The instant case is yet another presenting for determination the question whether the language used by a testator in creating a testamentary trust qualifies the trust for the charitable deduction. More exactly, the question is whether or not the language used to authorize the trustees to invade the corpus for the benefit of the life tenant restricts or fails to restrict that invasion to an ascertainable standard. If the standard selected by testator be construed as definite and ascertainable, then the charitable remainder as of the date of testator's death qualifies for the deduction provided in 26 U.S.C.A. § 2055. If the standard selected is not so construed, then the entire remainder is taxable as the District Director has earlier ruled.

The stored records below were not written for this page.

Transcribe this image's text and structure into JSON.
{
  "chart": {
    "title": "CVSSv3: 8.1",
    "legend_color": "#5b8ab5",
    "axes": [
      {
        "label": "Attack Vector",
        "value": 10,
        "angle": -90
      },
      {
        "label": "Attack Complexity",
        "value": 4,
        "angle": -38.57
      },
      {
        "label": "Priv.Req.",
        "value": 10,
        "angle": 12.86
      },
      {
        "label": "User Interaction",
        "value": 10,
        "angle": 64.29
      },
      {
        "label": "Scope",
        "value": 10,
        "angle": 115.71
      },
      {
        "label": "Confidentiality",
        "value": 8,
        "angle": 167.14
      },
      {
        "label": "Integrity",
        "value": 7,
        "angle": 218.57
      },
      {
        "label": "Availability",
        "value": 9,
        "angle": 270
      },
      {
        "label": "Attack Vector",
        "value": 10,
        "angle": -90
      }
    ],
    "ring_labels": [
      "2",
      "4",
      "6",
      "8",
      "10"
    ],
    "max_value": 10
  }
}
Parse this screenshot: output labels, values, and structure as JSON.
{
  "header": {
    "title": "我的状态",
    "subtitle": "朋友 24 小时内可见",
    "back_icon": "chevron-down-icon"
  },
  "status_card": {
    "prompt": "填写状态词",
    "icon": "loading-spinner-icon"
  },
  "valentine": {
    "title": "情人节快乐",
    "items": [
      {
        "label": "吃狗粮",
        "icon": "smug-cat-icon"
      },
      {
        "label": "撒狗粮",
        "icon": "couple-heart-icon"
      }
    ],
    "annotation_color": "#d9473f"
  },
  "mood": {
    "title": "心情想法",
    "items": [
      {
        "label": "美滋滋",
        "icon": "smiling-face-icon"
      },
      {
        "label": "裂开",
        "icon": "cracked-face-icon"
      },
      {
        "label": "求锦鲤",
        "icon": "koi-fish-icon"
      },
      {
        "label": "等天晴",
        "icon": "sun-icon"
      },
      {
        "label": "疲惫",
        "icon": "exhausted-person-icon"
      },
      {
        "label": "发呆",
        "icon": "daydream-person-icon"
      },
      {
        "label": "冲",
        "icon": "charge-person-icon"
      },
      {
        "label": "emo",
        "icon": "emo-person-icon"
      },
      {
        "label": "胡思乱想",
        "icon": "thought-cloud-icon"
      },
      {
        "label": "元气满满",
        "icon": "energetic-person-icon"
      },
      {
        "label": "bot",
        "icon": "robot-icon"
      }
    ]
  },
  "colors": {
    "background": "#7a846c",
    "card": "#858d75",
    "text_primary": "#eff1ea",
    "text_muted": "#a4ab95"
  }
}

The parties differ as to whether the instant trust is taxable under the test set out in Merchants National Bank v. Commissioner, 320 U.S. 256, 64 S. Ct. 108, 88 L. Ed. 35 (1943), or is entitled to the charitable deduction within the language of Ithaca Trust Co. v. United States, 279 U.S. 151, 49 S. Ct. 291, 73 L. Ed. 647 (1929).

The recent opinion of the Court of Appeals for this Circuit in State Street Bank & Trust Co. v. United States, 1 Cir., 313 F.2d 29, 31 (1963), indicates that the question thus presented herein should be resolved in favor of the Government. The Court said,

"[T]his testator could have provided for his widow's `comfortable support and maintenance,' or, indeed, in terms for her `accustomed standard of living,' and escaped this difficulty. Where he chose to say something more, with complete absence of specificity, we believe the risk of uncertainty should be his and not the government's."

Applying that language to this case, it would appear that had the testator herein said merely that the trustees could invade the corpus and pay to the life tenant "such amounts * * * as in the judgment of the Trustees will adequately provide for her support, maintenance and comfort, including luxuries," an objective standard could have been found. However, by adding "or will be for her best interest to receive," the testator rendered the value of the remainder unascertainable for Section 2055 purposes.

I find no merit in plaintiffs' argument that the second clause is a mere modifier of the clause "adequately provide for her support, maintenance and comfort," and the reasoning of the Court of Appeals in the State Street Bank case lends no support to plaintiffs' contention that the clause "or will be for her best interest to receive" should be ignored and disregarded as surplusage.

I rule that the testamentary trust in the will of the late James W. Manary fails to set out an ascertainable standard by which to determine the extent to which the corpus might be invaded for the benefit of the life tenant, and that the District Director correctly ruled that the remainder to charities failed to qualify for the deduction contained in 26 U.S. C.A. § 2055.

Plaintiffs' motion to dismiss defendant's motion for summary judgment and plaintiffs' motion for permission to offer evidence are denied. Defendant's motion for summary judgment is allowed. Complaint dismissed.

Some case metadata and case summaries were written with the help of AI, which can produce inaccuracies. You should read the full case before relying on it for legal research purposes.

This site is protected by reCAPTCHA and the Google Privacy Policy and Terms of Service apply.